Women think hair is the mecca of femininity — we’ve hid behind it when nervous on a first date, drastically colored it after a breakup and put it up in a bun for our wedding. But without it, we’re even stronger.
When a woman finds out her hair has to go, her mind is flooded with questions and concerns on her hair future. SheKnows and their circle of experts want to make it easier for you to handle this side effect of cancer treatment. Hair Club Medical Group transplant physician Jeff Donovan and stylist Donald Arditi answer common questions you may have:
Do all cancer treatments cause hair loss? Why?
As most people know, many traditional cancer treatments, namely chemotherapy and radiation therapy, have the potential to cause hair loss. That’s because chemotherapy targets actively growing cells in the body — cancer cells and other cells, including hair follicles.
How many patients experience hair loss as a result?
Overall, about 65 percent of patients receiving chemotherapy experience some level of hair loss. While not all chemotherapy drugs cause hair loss, the likelihood is greater among patients receiving two or more drugs versus those receiving only a single drug. It all depends on the type of treatment and amount of chemotherapy or radiation used.
Is hair loss due to cancer treatment always temporary or is it sometimes permanent?
Hair loss after chemotherapy typically begins within one to three weeks and is complete within one to two months. The hair grows back usually within four months. In rare situations, patients may not fully regain the same hair density as they had before cancer treatment. This phenomenon is known as permanent chemotherapy induced alopecia (PCIA). Certain drugs and treatments are more likely to cause PCIA than others. For instance, radiation to the brain has been known to sometimes cause permanent loss.
Does the hair grow back differently?
The new, re-growing hair may be a different texture and may even be a different color (especially gray). It’s not uncommon for the hair to be curlier than it was before chemotherapy. Most of the time, however, the hair returns to its normal texture and color.
Is there anything one can do to prevent or counter the hair loss?
Cryotherapy or scalp cooling can sometimes be used to reduce the chance of developing hair loss. Scalp cooling is not used for all patients undergoing chemotherapy, but rather for patients receiving specific medications or fighting specific cancers.

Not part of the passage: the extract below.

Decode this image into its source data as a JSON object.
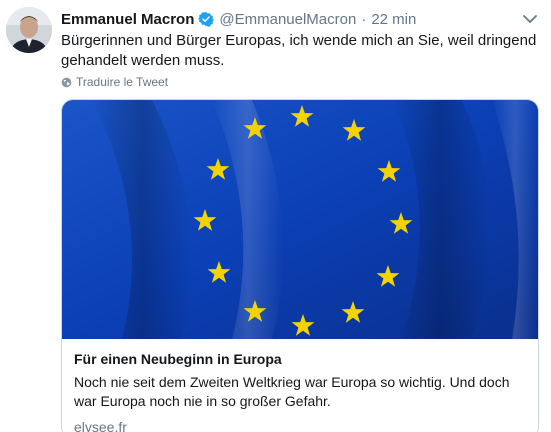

Topical minoxidil can also reduce the total number of weeks that a patient will experience hair loss after chemotherapy and will speed up the rate of hair growth following cancer therapies.
Aside from medical treatments, what are some easy ways to disguise and care for thinning hair?

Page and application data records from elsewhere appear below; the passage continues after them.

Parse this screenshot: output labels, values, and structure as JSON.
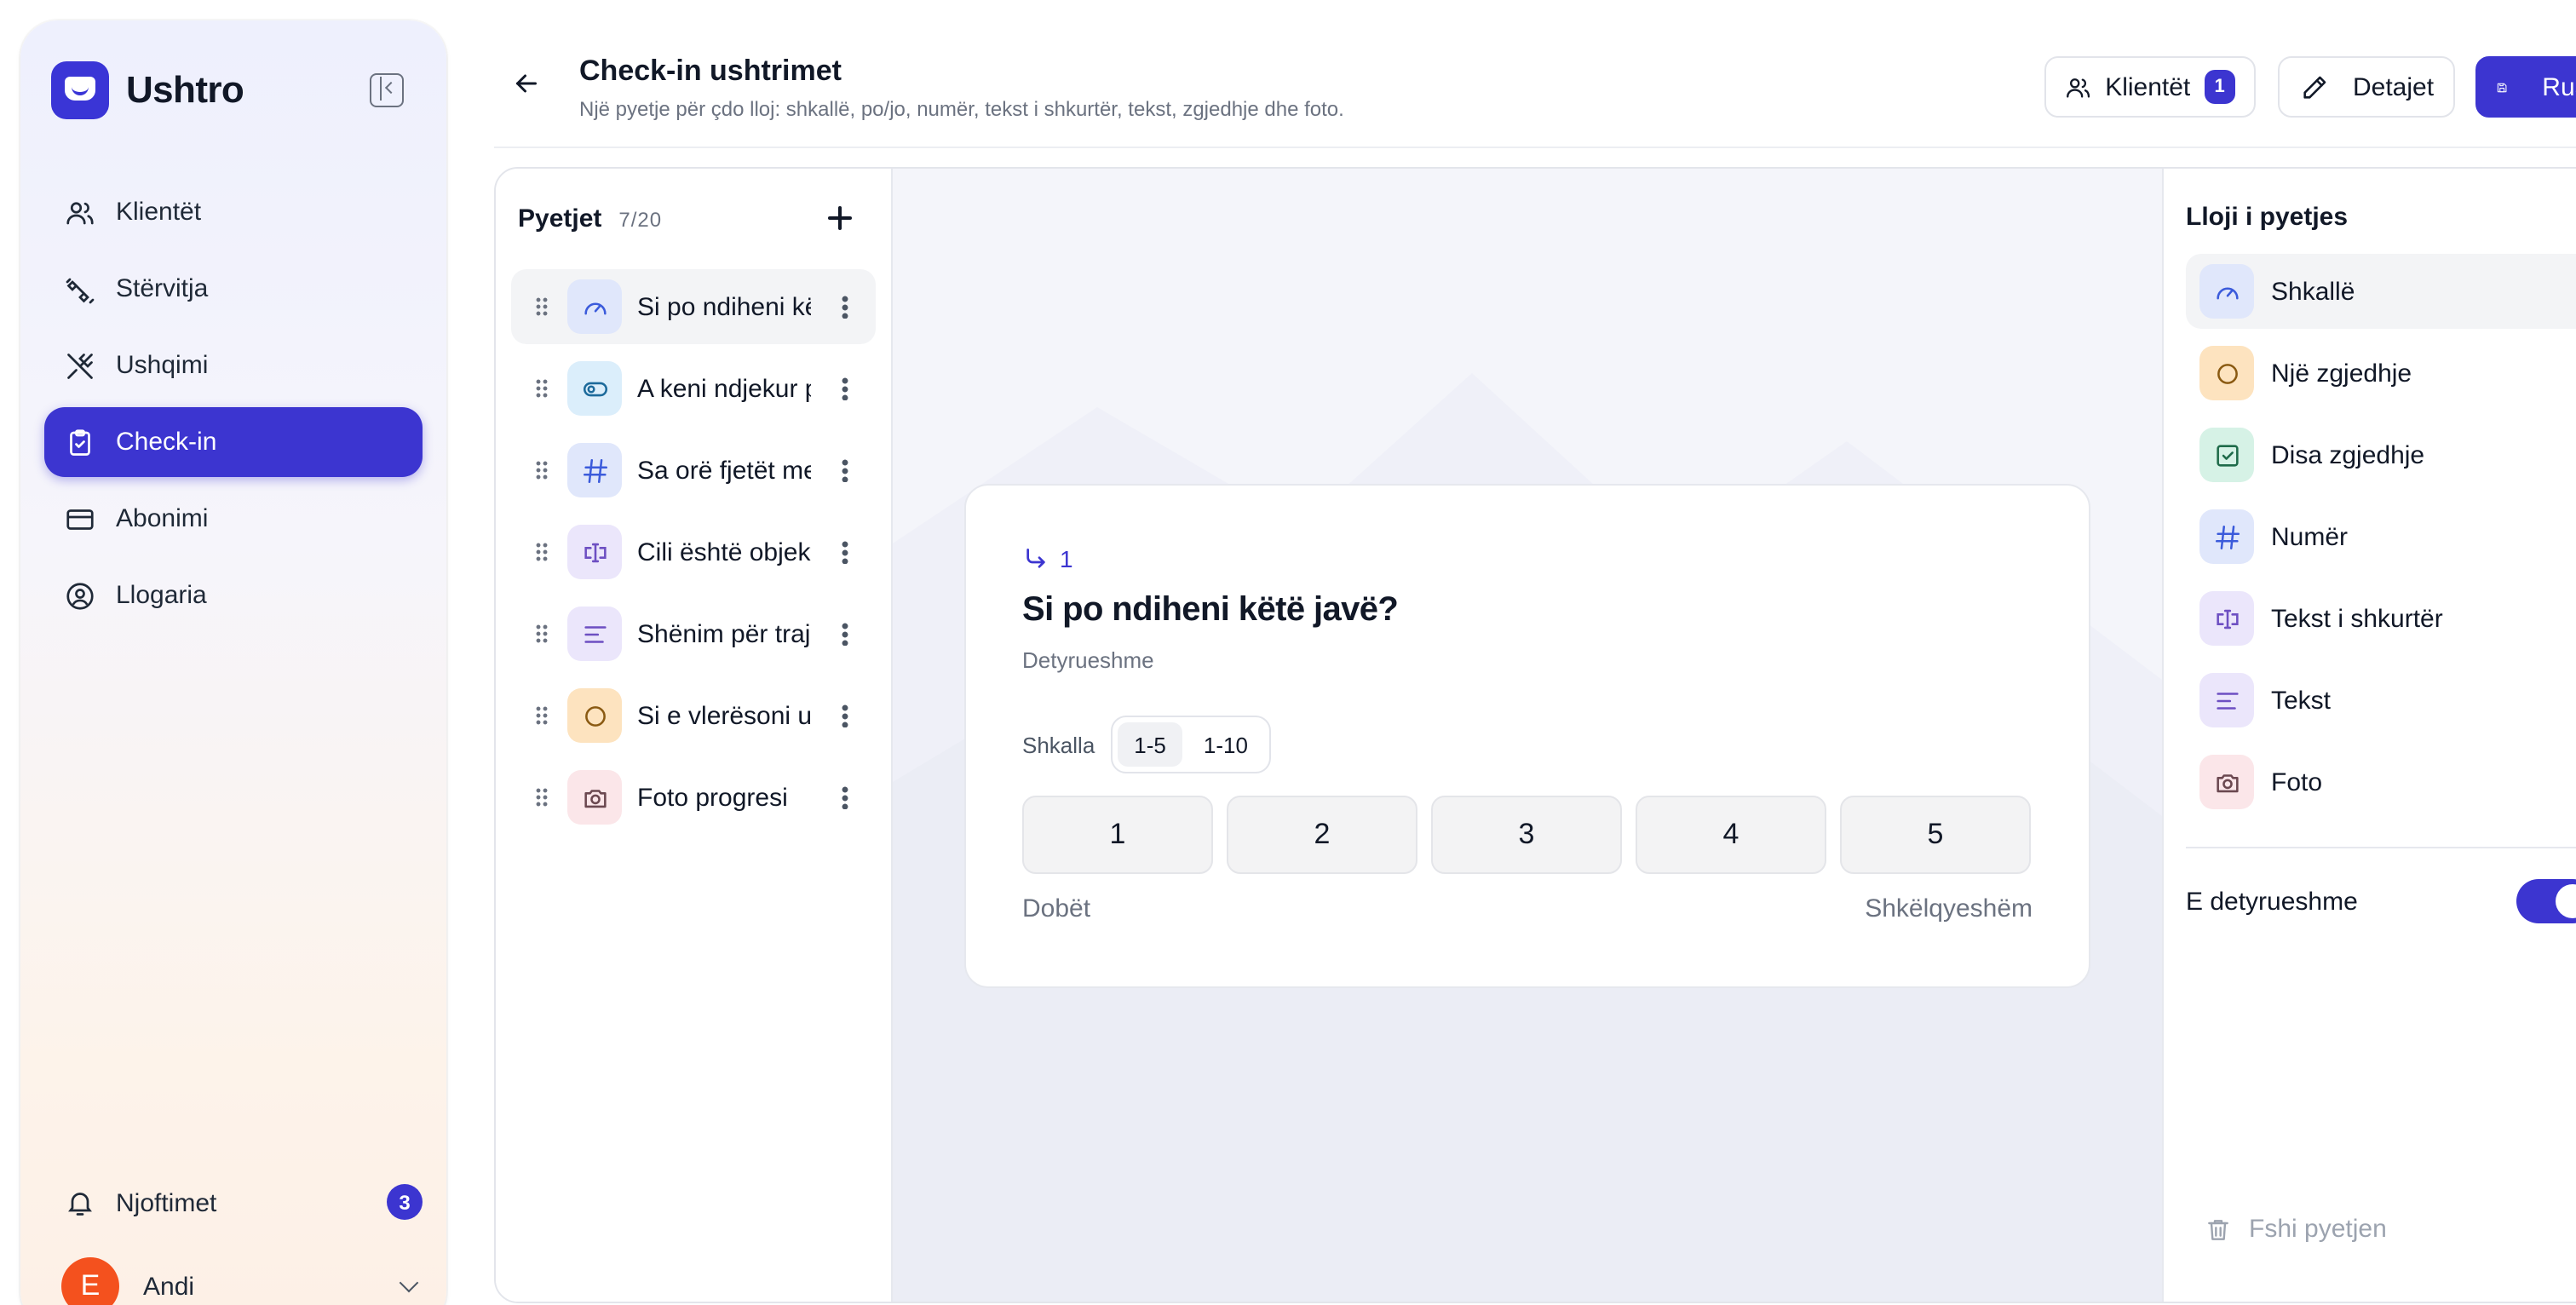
{
  "brand": {
    "name": "Ushtro"
  },
  "sidebar": {
    "items": [
      {
        "label": "Klientët",
        "icon": "users-icon",
        "active": false
      },
      {
        "label": "Stërvitja",
        "icon": "dumbbell-icon",
        "active": false
      },
      {
        "label": "Ushqimi",
        "icon": "utensils-icon",
        "active": false
      },
      {
        "label": "Check-in",
        "icon": "clipboard-check-icon",
        "active": true
      },
      {
        "label": "Abonimi",
        "icon": "credit-card-icon",
        "active": false
      },
      {
        "label": "Llogaria",
        "icon": "user-circle-icon",
        "active": false
      }
    ],
    "notifications": {
      "label": "Njoftimet",
      "count": "3"
    },
    "user": {
      "initial": "E",
      "name": "Andi"
    }
  },
  "header": {
    "title": "Check-in ushtrimet",
    "subtitle": "Një pyetje për çdo lloj: shkallë, po/jo, numër, tekst i shkurtër, tekst, zgjedhje dhe foto.",
    "clients_label": "Klientët",
    "clients_count": "1",
    "details_label": "Detajet",
    "save_label": "Ruaj"
  },
  "questions": {
    "title": "Pyetjet",
    "count": "7/20",
    "items": [
      {
        "label": "Si po ndiheni këtë javë?",
        "icon": "gauge-icon",
        "color": "blue",
        "selected": true
      },
      {
        "label": "A keni ndjekur planin?",
        "icon": "toggle-icon",
        "color": "cyan",
        "selected": false
      },
      {
        "label": "Sa orë fjetët mesatarisht?",
        "icon": "hash-icon",
        "color": "blue",
        "selected": false
      },
      {
        "label": "Cili është objektivi?",
        "icon": "text-cursor-icon",
        "color": "purple",
        "selected": false
      },
      {
        "label": "Shënim për trajnerin",
        "icon": "text-align-icon",
        "color": "purple",
        "selected": false
      },
      {
        "label": "Si e vlerësoni ushqimin?",
        "icon": "circle-icon",
        "color": "orange",
        "selected": false
      },
      {
        "label": "Foto progresi",
        "icon": "camera-icon",
        "color": "pink",
        "selected": false
      }
    ]
  },
  "preview": {
    "number": "1",
    "title": "Si po ndiheni këtë javë?",
    "required_label": "Detyrueshme",
    "scale_label": "Shkalla",
    "scale_options": [
      "1-5",
      "1-10"
    ],
    "scale_selected": "1-5",
    "values": [
      "1",
      "2",
      "3",
      "4",
      "5"
    ],
    "low_label": "Dobët",
    "high_label": "Shkëlqyeshëm"
  },
  "types": {
    "title": "Lloji i pyetjes",
    "items": [
      {
        "label": "Shkallë",
        "icon": "gauge-icon",
        "color": "blue",
        "selected": true
      },
      {
        "label": "Një zgjedhje",
        "icon": "circle-icon",
        "color": "orange",
        "selected": false
      },
      {
        "label": "Disa zgjedhje",
        "icon": "checkbox-icon",
        "color": "green",
        "selected": false
      },
      {
        "label": "Numër",
        "icon": "hash-icon",
        "color": "blue",
        "selected": false
      },
      {
        "label": "Tekst i shkurtër",
        "icon": "text-cursor-icon",
        "color": "purple",
        "selected": false
      },
      {
        "label": "Tekst",
        "icon": "text-align-icon",
        "color": "purple",
        "selected": false
      },
      {
        "label": "Foto",
        "icon": "camera-icon",
        "color": "pink",
        "selected": false
      }
    ],
    "required_toggle_label": "E detyrueshme",
    "required_on": true,
    "delete_label": "Fshi pyetjen"
  },
  "colors": {
    "accent": "#3c35d0",
    "avatar": "#f4511e"
  }
}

Be gentle. Dry your hair with your hands and fingers, minimize using high heat settings on the blow dryer, and avoid using a brush when blow drying. Use a diffuser instead to create fullness when drying. The less tension you put on your hair, the less risk of premature breakage or damage.

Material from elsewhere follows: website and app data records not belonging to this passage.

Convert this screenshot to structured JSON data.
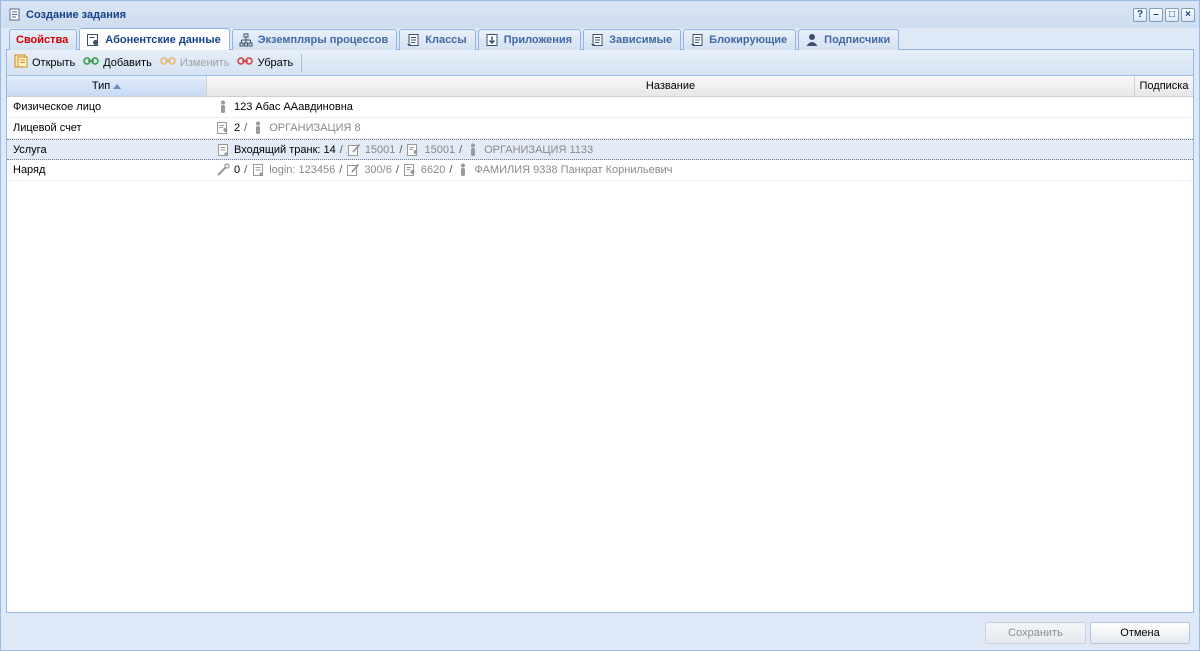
{
  "window": {
    "title": "Создание задания"
  },
  "title_tools": [
    "?",
    "–",
    "□",
    "×"
  ],
  "tabs": [
    {
      "label": "Свойства",
      "icon": "none",
      "active": false,
      "red": true
    },
    {
      "label": "Абонентские данные",
      "icon": "subscriber-card-icon",
      "active": true
    },
    {
      "label": "Экземпляры процессов",
      "icon": "process-tree-icon",
      "active": false
    },
    {
      "label": "Классы",
      "icon": "scroll-icon",
      "active": false
    },
    {
      "label": "Приложения",
      "icon": "download-icon",
      "active": false
    },
    {
      "label": "Зависимые",
      "icon": "scroll-icon",
      "active": false
    },
    {
      "label": "Блокирующие",
      "icon": "scroll-icon",
      "active": false
    },
    {
      "label": "Подписчики",
      "icon": "person-icon",
      "active": false
    }
  ],
  "toolbar": {
    "open_label": "Открыть",
    "add_label": "Добавить",
    "edit_label": "Изменить",
    "remove_label": "Убрать"
  },
  "grid": {
    "columns": {
      "type": "Тип",
      "name": "Название",
      "subscription": "Подписка"
    },
    "rows": [
      {
        "type": "Физическое лицо",
        "segments": [
          {
            "icon": "person-icon",
            "text": "123 Абас ААавдиновна",
            "grey": false
          }
        ]
      },
      {
        "type": "Лицевой счет",
        "segments": [
          {
            "icon": "account-document-icon",
            "text": "2",
            "grey": false
          },
          {
            "icon": "person-icon",
            "text": "ОРГАНИЗАЦИЯ 8",
            "grey": true
          }
        ]
      },
      {
        "type": "Услуга",
        "selected": true,
        "segments": [
          {
            "icon": "service-document-icon",
            "text": "Входящий транк: 14",
            "grey": false
          },
          {
            "icon": "edit-document-icon",
            "text": "15001",
            "grey": true
          },
          {
            "icon": "account-document-icon",
            "text": "15001",
            "grey": true
          },
          {
            "icon": "person-icon",
            "text": "ОРГАНИЗАЦИЯ 1133",
            "grey": true
          }
        ]
      },
      {
        "type": "Наряд",
        "segments": [
          {
            "icon": "wrench-icon",
            "text": "0",
            "grey": false
          },
          {
            "icon": "service-document-icon",
            "text": "login: 123456",
            "grey": true
          },
          {
            "icon": "edit-document-icon",
            "text": "300/6",
            "grey": true
          },
          {
            "icon": "account-document-icon",
            "text": "6620",
            "grey": true
          },
          {
            "icon": "person-icon",
            "text": "ФАМИЛИЯ 9338 Панкрат Корнильевич",
            "grey": true
          }
        ]
      }
    ]
  },
  "footer": {
    "save_label": "Сохранить",
    "cancel_label": "Отмена"
  },
  "colors": {
    "title_text": "#15428b",
    "red_tab": "#d40000",
    "border": "#99bbe8",
    "selection": "#e3ebf6"
  }
}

What products are best for thinning hair?
Minimize the use of waxes, gels, creams and pastes. A lot of these products will weigh your hair down, making it oily and revealing thin areas. A light styling product that creates volume in the hair, like a volumizing mousse, is best. Volumizing shampoos and conditioners are also highly recommended. To keep hair strong and clear of buildup, one may opt for a clarifying shampoo and protein treatment, but only once a week at most.
What should stylists know?
First, inform any stylists ahead of time about your health situation and treatment, so they can be proactive and start handling your hair with precautionary measures as early as possible. Avoid chemical services, such as permanent color treatments, perms and straighteners, which can lead to premature breakage and hair loss. Request gentle, alcohol-free cleansers and conditioners, and opt for air drying instead of high-heat dryers. In terms of your cut, a shorter style tends to make hair look thicker and fuller.